Posted on June 17, 2019

Seeing Poor White People Makes Me Happy

Nicholas Powers, RaceBaitr, June 11, 2019

“Should I kick him in the face? Hard? No, chill, he’s not worth it. But why is this white boy begging for money in a Black neighborhood? Is he stupid?”

{snip} The homeless white boy flaps down like a dirty migratory bird, makes himself a nest from garbage and sleeps on the sidewalk. A sign on his shopping cart asks for money—I never give. I should tho ‘cause he makes me feel good.

White people begging us for food feels like justice. It feels like Afro-Futurism after America falls. It feels like a Black Nationalist wet dream. It has the feels I rarely feel, a hunger for historical vengeance satisfied so well I rub my belly.

{snip} I have the ghost of Martin Luther King Jr. in my head like a life coach exhorting me to “be my best self,” “show compassion to those who spite you,” “turn the other cheek” and “don’t give our enemies more reasons to hate us.” I need to kick Martin Luther King Jr. out of my head. Go fuck another secretary Martin! I need to ask what this white homeless boy means to me.

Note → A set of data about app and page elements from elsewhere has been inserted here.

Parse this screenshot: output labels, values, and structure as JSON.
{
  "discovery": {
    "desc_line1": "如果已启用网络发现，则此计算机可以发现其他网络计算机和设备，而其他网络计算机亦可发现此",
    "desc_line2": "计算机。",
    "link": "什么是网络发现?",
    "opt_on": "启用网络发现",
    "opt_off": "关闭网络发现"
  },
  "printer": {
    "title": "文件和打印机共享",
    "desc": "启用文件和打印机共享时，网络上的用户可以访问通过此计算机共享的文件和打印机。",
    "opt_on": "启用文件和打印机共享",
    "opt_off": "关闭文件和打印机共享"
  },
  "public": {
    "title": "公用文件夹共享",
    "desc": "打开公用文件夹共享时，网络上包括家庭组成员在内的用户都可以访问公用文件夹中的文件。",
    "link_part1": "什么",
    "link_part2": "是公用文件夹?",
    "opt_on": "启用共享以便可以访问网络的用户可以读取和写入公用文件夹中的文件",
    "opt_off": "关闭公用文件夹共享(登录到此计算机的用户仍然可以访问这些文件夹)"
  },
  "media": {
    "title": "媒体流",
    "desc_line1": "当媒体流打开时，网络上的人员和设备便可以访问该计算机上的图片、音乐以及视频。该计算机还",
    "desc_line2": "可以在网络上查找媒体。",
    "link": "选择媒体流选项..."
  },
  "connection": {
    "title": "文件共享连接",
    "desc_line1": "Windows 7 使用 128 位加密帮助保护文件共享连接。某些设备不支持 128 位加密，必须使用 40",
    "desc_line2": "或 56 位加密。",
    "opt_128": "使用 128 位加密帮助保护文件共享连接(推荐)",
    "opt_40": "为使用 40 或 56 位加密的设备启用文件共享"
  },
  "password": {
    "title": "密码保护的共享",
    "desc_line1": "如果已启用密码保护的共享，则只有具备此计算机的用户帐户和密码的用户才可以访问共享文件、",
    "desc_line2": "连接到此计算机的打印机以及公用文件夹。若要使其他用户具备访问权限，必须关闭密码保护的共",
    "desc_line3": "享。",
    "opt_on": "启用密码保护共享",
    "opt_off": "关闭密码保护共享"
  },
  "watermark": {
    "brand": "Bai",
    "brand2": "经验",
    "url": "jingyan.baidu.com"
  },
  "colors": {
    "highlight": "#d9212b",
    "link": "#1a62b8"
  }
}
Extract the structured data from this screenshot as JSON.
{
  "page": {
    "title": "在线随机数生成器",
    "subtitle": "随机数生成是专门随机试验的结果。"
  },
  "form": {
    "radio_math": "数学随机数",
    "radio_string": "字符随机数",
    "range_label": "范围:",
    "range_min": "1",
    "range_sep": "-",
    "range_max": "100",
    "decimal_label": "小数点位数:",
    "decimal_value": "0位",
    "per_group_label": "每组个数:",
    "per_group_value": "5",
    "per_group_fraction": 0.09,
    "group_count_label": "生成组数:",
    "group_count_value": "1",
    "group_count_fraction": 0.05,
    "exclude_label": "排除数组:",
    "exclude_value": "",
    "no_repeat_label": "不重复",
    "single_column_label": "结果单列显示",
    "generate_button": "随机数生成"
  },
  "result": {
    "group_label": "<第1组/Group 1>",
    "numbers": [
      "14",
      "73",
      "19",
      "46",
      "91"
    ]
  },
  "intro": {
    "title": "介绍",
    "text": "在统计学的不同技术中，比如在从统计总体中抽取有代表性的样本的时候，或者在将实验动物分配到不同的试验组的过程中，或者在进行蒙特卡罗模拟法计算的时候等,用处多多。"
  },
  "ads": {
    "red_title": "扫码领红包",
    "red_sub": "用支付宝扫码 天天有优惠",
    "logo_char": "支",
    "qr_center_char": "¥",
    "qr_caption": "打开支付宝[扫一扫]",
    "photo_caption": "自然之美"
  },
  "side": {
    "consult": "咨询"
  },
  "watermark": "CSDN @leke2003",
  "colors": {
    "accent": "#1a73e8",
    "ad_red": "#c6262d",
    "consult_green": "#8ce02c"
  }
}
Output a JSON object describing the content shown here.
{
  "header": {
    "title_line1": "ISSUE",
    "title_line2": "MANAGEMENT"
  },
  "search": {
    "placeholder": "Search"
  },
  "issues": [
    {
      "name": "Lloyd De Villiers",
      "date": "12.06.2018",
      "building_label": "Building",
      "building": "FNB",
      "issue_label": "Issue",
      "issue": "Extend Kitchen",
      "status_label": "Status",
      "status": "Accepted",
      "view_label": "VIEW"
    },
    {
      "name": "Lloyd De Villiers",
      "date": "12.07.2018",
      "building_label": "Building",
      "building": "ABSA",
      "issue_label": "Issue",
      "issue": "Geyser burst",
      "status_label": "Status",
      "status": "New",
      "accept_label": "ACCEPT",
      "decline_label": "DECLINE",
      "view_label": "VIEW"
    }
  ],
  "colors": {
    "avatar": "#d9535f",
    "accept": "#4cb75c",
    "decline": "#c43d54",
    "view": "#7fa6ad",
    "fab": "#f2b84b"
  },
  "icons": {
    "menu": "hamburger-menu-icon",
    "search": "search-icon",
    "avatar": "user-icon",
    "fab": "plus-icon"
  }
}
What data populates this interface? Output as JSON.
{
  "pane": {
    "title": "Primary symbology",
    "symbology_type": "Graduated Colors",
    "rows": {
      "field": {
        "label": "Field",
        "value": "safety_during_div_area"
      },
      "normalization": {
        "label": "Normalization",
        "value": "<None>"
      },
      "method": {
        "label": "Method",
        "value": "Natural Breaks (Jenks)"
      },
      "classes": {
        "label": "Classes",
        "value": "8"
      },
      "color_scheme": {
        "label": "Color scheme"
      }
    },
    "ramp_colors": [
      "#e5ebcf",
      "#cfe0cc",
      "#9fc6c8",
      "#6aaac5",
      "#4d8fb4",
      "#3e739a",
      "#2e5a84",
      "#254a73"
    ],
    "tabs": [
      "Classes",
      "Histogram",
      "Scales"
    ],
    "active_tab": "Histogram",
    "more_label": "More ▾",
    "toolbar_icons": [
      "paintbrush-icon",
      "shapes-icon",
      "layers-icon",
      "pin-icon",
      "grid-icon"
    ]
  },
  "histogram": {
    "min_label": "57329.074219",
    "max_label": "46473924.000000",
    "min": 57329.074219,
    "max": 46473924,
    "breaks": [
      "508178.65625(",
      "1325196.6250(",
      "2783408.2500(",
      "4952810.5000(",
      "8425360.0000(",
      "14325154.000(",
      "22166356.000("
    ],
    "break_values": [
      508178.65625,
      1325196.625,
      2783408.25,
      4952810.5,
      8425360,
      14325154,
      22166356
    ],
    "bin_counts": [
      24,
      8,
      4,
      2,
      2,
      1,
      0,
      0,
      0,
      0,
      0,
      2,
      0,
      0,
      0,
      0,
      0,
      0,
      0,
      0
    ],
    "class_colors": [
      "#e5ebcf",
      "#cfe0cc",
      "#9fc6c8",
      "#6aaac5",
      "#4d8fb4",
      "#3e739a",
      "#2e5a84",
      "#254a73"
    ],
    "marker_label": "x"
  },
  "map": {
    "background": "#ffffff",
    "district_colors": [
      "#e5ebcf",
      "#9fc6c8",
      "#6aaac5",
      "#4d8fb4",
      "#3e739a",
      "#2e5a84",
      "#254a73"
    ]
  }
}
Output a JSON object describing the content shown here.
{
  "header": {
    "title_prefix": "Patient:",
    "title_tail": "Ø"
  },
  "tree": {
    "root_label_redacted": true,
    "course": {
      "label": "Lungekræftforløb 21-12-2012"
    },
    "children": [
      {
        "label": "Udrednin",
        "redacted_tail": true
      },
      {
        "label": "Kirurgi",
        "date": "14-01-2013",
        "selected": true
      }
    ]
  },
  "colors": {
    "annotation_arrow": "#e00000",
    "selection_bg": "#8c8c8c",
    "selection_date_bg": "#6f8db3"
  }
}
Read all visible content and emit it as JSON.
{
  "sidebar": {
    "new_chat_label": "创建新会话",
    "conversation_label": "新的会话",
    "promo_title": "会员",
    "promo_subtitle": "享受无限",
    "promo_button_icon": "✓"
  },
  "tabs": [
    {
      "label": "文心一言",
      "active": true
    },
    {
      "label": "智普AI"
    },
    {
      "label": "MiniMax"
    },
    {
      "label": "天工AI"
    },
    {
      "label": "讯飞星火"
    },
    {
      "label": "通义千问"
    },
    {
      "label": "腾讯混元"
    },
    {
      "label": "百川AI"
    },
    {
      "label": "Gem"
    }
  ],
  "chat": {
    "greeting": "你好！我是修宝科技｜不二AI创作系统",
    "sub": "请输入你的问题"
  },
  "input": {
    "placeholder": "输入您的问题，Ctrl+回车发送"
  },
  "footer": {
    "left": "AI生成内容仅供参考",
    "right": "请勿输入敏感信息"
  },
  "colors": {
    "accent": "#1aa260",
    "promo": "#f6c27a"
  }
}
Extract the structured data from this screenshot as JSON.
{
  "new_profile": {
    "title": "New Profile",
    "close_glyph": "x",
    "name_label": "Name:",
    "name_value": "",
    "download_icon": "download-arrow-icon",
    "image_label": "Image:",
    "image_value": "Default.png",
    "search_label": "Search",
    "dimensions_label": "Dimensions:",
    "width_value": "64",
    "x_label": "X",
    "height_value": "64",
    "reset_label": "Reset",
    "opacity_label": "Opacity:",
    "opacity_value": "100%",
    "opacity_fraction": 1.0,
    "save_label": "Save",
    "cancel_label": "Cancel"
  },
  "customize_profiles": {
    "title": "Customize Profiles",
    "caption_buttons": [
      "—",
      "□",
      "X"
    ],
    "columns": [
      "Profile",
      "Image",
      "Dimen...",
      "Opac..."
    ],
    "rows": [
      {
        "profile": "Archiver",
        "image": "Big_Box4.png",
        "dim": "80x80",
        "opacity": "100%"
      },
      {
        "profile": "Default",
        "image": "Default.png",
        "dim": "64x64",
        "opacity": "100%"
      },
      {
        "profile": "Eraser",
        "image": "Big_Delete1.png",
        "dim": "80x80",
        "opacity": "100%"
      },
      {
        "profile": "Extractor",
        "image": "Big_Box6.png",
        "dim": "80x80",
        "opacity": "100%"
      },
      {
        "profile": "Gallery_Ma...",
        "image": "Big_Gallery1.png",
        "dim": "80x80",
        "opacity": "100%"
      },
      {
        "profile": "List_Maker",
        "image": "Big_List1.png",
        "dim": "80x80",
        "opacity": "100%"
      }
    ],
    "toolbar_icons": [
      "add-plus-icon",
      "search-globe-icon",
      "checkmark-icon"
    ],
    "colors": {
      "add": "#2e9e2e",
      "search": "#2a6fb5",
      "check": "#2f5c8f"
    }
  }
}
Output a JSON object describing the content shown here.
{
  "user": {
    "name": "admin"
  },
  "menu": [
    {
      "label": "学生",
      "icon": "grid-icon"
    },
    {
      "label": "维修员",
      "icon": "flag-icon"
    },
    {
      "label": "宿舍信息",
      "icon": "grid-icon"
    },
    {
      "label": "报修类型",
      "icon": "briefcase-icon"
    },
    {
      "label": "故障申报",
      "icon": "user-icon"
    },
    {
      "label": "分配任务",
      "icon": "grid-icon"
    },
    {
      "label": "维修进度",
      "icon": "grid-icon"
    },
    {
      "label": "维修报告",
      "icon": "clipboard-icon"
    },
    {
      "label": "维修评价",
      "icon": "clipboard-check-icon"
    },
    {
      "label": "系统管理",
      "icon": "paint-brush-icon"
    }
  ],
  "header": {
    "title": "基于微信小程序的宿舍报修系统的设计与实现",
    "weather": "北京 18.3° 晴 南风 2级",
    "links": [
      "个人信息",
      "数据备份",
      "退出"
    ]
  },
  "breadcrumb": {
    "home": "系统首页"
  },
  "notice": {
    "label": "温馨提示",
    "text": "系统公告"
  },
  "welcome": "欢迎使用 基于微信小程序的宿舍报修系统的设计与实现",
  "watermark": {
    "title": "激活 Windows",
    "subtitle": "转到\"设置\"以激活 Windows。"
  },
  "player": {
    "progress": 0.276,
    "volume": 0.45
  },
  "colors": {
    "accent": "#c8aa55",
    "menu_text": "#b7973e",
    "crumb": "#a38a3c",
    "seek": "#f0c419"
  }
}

White homeless poor in the ‘hood are a Rorschach test. I see in them the history of colonization, slavery and mass incarceration that makes their begging Black people for money ironic—if not insulting. You wasted your whiteness! Why should we give to you? {snip}

{snip} It is the trick of internalized racism that Black anger is transformed into showy altruism to show the “white gaze” that we’re safe—good Negroes. So we aren’t attacked by more powerful whites—instead rewarded by them.

{snip}

Sometimes folks see that same history and want to get even. I saw three brothers run up and spit on him as people cackled at the white boy who wiped sticky gobs from his eyelids. The laughter was cruel, joyful and belly deep. They might as well shook slave chains in his face and said, “Now you get to wear these nigga!”

{snip}

But when a white person begs, maybe a white woman breastfeeding or a young white boy whining like a broken flute, I feel better. Good. It’s not just us. I feel happy. I feel like the scales of justice could shift.

The other day I jogged up the subway stairs and saw the homeless white boy again. “Can you get me something to eat,” he barked out to the river of people passing by. “Someone stole all my shit!” Scabs covered his mouth. He was sunburnt and thin. I ignored him but thought “Baby, you stole all mine.” I glanced at his blanket, shopping cart and books. Who is he? Why is he here? Where are his people?

I stopped myself. It’s the Martin Luther King Jr. life-coach again, saying, “Love your enemies! Get to know them as people.” No Dr. King! Today I own my anger. I want to snatch his food and say, “Go beg in a white neighborhood!” And eat it. And rub my belly. And laugh.

{snip}

As I walk away, a white man in tailored clothes and exfoliated skin talked to the homeless white boy. His face is a mix of fear and disgust, race loyalty and pity. He’s doing what I did, confronting history.

How do I know? The fear in his tight mouth is disgust. The fear in his eyes is forced and unwanted racial empathy. He’s worried, like many whites are, that as they become the minority, fewer and fewer places will exist where they have power. They worry that at some point the roles will be reversed and they will have to beg for food. He looked at the homeless white boy and saw a hungry ghost, seemingly expelled from some alternate dimension where Europeans are enslaved, segregated and mass incarcerated. He sees the fall of America.

{snip}